Wanted: Content For Changeby Piroj Wadia February 18 2017, 7:53 pm Estimated Reading Time: 3 mins, 49 secs
Back in the 1990s, I was at a lesser known Irani bakery in Pune; other than the famous Shrewsbury biscuits, this one was also famous for bread rolls. My aunt made several visits to buy them, each time she left empty handed. One day, she asked the owners why the rolls weren’t available. One of the two brothers had a spat with the only baker who had mastered making them, so the latter sat at home sulking. My aunt knew them well and advised them that they should patch up. Now imagine two burly Irani men in their quaint English chorused: “This Rajiv Gandhi keeps saying we are heading into the 21st century. We will all go, head first and only head into the 21st century, whole body will stay back in 20th century, what does he know!” My aunt and I stifled a giggle, at that time.
When I now look around our society and its collective mindset, how prophetic the words of the Irani brothers were. We are in the second decade of the 21st century, technology has made sweeping changes in our lives, but instead of all the hi-tech gadgets how I wish that mind sets had a sweeping change. Where better are the unchanged patterns more obvious? On television, of course. The daily soaps at Prime Time or otherwise mostly reflect the archaic mindsets which still prevail among the cell phone wielding thakurs and their minions. Colors’ Udaan is a prime example of a thakur brandishing his gun to oppress his bonded labourers and when challenged by Chakor, who was taken in bondage whilst still in her mother’s womb, he has subjected her to the most dastardly and vile acts. Even now he guns for her life. Content providers still ferret out plots of social deprivation and regression; but along the way change the tack of the narrative to include a progressive outlook for a happier finish, e.g. Balika Badhu. The latter was a campaign against child marriages and the fight against this practice, led by Anandi, a child bride herself. It also advocated a girl’s right to education, going beyond the basic. Anandi is the role model.
Na Aana Is Desh Laado started with the most heart rending scene was when Ammaji leads her goons to homes where a girl child is born. She drowns the infant in boiling milk or in the river. Female foeticide is still practiced in the heartland of India.
A recent sequence of Taarak Mehta Ka Ooltah Chashma took up education of the girl child and schools practicing social segregation with the students. Tanvi, the daughter of Sunita, the bhajiwalli at Gokuldham society comes with vegetable cart. The women are concerned and annoyed as they don’t encourage child labour. Sunita shares that her husband Ganpat is against Tanvi studying beyond what she has so far, he wants her to look after the house. Tanvi wants to go to a swish school and Sunita shares her dream. The Gokuldham residents prevail upon Ganpat to educate Tanvi and allay his fears of social ostracisation when they go to the JK School. During the interview Ganpat and Sunita are ridiculed and Tanvi’s admission is rejected. The Gokuldham residents plan a sting operation and the Bhides impersonate the Oberois, an affluent couple, Champaklal and Popatlal have their roles to play. Tanvi goes disguised as Tanya. The school board trips over the family and are waiting to give Tanya admission. When Ganpat and Sunita are brought in. Bhide reveals their real identities and reminds them that a school is the last place where social segregation should be practiced.

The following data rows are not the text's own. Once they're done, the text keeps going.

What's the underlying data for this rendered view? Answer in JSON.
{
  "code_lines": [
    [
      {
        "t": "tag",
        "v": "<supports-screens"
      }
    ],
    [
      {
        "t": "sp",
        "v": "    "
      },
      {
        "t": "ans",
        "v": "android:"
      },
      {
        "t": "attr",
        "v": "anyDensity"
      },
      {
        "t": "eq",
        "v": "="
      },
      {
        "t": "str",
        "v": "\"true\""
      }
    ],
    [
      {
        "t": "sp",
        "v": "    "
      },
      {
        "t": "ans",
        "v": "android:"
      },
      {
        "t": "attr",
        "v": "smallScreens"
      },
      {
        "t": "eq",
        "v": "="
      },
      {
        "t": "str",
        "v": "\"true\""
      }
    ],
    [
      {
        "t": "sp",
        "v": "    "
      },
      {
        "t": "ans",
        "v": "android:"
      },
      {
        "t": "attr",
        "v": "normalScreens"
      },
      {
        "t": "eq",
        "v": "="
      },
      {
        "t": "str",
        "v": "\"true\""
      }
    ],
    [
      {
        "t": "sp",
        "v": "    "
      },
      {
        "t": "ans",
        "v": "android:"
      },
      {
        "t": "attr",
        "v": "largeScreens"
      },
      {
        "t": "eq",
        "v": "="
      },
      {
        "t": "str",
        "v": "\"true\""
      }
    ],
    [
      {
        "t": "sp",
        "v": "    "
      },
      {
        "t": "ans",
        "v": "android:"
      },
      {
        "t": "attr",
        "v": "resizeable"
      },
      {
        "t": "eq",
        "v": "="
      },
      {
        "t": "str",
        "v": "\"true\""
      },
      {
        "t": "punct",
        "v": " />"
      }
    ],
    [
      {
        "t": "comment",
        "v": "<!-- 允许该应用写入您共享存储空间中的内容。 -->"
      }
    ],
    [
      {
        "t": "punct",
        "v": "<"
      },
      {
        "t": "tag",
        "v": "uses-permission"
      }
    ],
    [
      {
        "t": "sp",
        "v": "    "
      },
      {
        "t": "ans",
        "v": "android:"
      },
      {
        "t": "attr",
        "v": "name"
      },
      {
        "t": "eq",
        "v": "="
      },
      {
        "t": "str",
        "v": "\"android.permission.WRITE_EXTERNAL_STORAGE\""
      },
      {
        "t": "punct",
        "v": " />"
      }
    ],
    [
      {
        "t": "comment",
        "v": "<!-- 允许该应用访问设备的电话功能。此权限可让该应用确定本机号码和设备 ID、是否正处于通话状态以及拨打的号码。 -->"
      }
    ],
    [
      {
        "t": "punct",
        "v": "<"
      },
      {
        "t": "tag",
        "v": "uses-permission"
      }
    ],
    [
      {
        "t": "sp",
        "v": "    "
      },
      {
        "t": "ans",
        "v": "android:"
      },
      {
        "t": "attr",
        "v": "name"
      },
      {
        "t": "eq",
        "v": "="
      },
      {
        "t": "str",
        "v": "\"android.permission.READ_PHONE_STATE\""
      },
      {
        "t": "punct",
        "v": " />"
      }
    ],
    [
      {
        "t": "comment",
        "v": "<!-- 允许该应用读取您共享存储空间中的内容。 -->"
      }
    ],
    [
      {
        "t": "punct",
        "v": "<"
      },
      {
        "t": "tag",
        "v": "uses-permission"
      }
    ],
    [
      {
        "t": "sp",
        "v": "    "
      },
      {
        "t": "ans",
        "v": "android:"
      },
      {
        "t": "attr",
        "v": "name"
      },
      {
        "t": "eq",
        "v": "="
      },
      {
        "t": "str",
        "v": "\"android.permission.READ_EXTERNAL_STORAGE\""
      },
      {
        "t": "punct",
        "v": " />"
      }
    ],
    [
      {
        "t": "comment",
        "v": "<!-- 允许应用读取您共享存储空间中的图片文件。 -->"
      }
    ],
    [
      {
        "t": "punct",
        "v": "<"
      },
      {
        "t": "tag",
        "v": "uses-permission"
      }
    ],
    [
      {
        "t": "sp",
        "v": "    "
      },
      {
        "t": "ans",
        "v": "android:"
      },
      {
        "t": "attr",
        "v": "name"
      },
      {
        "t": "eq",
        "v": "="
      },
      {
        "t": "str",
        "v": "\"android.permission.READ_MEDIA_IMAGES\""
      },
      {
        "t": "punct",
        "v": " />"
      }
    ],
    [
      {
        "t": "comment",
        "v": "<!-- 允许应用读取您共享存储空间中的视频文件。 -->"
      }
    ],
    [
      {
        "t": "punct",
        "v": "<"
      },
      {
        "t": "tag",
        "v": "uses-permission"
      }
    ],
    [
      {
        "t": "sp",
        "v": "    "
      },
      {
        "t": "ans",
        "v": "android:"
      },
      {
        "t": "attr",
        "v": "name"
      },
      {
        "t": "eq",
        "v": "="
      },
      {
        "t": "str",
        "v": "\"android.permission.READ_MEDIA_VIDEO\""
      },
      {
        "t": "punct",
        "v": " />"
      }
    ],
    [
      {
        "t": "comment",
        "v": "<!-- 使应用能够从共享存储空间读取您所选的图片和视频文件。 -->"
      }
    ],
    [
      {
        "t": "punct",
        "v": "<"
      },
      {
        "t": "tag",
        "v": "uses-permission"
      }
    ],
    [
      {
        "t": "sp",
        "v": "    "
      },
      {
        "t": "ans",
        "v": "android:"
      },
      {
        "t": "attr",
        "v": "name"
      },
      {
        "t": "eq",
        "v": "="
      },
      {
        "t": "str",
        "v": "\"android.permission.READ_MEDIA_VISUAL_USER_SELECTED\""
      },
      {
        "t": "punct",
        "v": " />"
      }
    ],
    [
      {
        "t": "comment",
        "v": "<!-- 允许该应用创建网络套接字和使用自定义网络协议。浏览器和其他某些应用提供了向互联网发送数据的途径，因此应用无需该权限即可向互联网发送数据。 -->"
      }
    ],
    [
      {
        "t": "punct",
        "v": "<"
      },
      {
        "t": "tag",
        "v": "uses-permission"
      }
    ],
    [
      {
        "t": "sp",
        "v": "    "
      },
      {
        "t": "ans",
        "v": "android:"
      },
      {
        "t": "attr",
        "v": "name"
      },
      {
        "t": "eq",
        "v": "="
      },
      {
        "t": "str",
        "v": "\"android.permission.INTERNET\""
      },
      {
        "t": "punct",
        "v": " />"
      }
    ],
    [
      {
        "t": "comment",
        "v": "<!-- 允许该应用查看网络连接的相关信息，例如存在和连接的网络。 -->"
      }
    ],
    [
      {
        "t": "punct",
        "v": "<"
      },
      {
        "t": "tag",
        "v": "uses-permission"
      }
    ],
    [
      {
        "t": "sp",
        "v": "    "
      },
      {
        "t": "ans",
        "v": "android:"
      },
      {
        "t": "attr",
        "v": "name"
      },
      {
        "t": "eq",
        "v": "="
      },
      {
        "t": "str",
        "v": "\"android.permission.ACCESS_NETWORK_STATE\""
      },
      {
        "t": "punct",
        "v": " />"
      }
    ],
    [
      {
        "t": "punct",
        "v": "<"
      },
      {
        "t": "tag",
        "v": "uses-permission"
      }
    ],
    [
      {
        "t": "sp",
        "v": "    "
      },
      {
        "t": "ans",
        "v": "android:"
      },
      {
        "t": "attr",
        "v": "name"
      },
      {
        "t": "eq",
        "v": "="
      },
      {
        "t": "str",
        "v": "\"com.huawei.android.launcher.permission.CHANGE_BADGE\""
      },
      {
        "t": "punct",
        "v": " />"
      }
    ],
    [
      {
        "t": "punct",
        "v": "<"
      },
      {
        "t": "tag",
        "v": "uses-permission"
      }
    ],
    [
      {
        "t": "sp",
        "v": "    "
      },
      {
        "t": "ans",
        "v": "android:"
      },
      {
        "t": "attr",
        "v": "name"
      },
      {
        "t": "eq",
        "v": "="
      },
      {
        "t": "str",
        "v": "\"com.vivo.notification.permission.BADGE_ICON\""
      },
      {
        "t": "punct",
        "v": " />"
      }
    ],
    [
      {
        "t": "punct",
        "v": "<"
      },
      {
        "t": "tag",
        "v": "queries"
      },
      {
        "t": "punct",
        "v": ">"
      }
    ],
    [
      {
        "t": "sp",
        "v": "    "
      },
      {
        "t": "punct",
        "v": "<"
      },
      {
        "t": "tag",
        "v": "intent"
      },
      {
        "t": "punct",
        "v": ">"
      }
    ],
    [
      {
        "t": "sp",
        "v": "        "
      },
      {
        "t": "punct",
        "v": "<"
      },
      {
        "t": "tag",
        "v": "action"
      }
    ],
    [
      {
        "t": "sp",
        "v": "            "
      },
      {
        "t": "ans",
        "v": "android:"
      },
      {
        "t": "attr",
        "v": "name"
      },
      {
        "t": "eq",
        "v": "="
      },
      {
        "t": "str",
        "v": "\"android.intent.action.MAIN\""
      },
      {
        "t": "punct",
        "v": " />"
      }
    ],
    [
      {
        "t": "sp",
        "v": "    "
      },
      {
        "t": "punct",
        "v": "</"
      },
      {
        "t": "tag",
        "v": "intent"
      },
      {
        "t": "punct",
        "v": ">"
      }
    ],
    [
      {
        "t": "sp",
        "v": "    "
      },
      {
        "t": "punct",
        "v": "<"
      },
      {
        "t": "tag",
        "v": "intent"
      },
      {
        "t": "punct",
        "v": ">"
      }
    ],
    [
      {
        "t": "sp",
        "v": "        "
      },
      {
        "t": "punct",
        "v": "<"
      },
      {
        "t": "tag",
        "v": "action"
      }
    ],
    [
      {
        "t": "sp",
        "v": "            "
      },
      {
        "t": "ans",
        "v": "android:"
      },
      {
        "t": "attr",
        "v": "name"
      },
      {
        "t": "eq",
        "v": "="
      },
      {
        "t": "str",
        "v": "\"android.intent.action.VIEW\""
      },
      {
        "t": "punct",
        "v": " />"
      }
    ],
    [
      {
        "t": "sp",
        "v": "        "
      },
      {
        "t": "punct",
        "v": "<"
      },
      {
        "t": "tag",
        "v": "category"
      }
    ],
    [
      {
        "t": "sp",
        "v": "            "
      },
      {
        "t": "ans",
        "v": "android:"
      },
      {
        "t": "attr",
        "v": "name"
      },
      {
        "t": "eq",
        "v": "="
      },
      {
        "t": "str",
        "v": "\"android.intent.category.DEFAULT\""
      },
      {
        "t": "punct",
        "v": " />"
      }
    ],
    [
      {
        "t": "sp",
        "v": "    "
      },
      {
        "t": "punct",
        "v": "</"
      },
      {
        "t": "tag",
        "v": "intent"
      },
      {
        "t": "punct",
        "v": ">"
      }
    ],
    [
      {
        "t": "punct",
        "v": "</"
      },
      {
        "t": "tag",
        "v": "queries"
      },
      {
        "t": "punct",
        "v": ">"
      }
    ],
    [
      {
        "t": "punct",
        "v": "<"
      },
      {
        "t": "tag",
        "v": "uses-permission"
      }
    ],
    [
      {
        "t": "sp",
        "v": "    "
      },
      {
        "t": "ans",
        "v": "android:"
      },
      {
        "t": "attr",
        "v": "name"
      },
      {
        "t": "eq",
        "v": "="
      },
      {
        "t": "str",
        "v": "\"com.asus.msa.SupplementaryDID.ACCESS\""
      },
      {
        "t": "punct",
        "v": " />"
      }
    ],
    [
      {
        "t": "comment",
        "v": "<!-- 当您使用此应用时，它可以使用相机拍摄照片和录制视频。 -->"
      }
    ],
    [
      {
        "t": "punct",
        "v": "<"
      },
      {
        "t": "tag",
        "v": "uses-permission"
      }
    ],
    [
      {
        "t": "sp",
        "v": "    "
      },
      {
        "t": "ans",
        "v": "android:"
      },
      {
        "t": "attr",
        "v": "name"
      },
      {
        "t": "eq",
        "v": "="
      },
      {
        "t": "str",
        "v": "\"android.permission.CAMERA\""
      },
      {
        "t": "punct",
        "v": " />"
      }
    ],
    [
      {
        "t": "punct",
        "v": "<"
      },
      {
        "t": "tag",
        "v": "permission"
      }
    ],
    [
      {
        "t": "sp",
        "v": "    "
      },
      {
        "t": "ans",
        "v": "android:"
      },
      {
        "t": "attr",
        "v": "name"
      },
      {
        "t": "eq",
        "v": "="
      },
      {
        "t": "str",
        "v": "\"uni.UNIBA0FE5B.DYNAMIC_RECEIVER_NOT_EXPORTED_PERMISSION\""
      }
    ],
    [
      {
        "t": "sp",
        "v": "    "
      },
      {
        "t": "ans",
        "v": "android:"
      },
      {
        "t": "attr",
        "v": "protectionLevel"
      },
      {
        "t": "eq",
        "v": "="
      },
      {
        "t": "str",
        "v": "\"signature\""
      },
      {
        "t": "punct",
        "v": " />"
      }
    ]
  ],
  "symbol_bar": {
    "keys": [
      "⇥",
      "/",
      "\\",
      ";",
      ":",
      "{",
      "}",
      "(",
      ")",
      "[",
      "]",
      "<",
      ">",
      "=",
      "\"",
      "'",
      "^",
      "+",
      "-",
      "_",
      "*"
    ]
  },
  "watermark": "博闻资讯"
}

Zee TV’s Aap Ki Antara was perhaps the first, and may be only serial till now which deals with an autistic child. It was an eye opener as to how children such as Antara are not accepted by society. Because of society’s ignorance about autism, society calls them paagal; those who aren’t so heartless, deign a glance towards such children. Public places like restaurants exercise their right to prohibiting such children. At the end of each episode, the makers devoted a few minutes to autistic children and their parents, with the idea of providing support and information to viewers.
Content providers and their creative teams need to take a hard look to discover socially relevant human interest stories and weave them into series which make social change possible. Everyone has a right to education, social upliftment and equal opportunities. There are stories of Tanvi, Chakor, Anandi and Antara waiting to be told.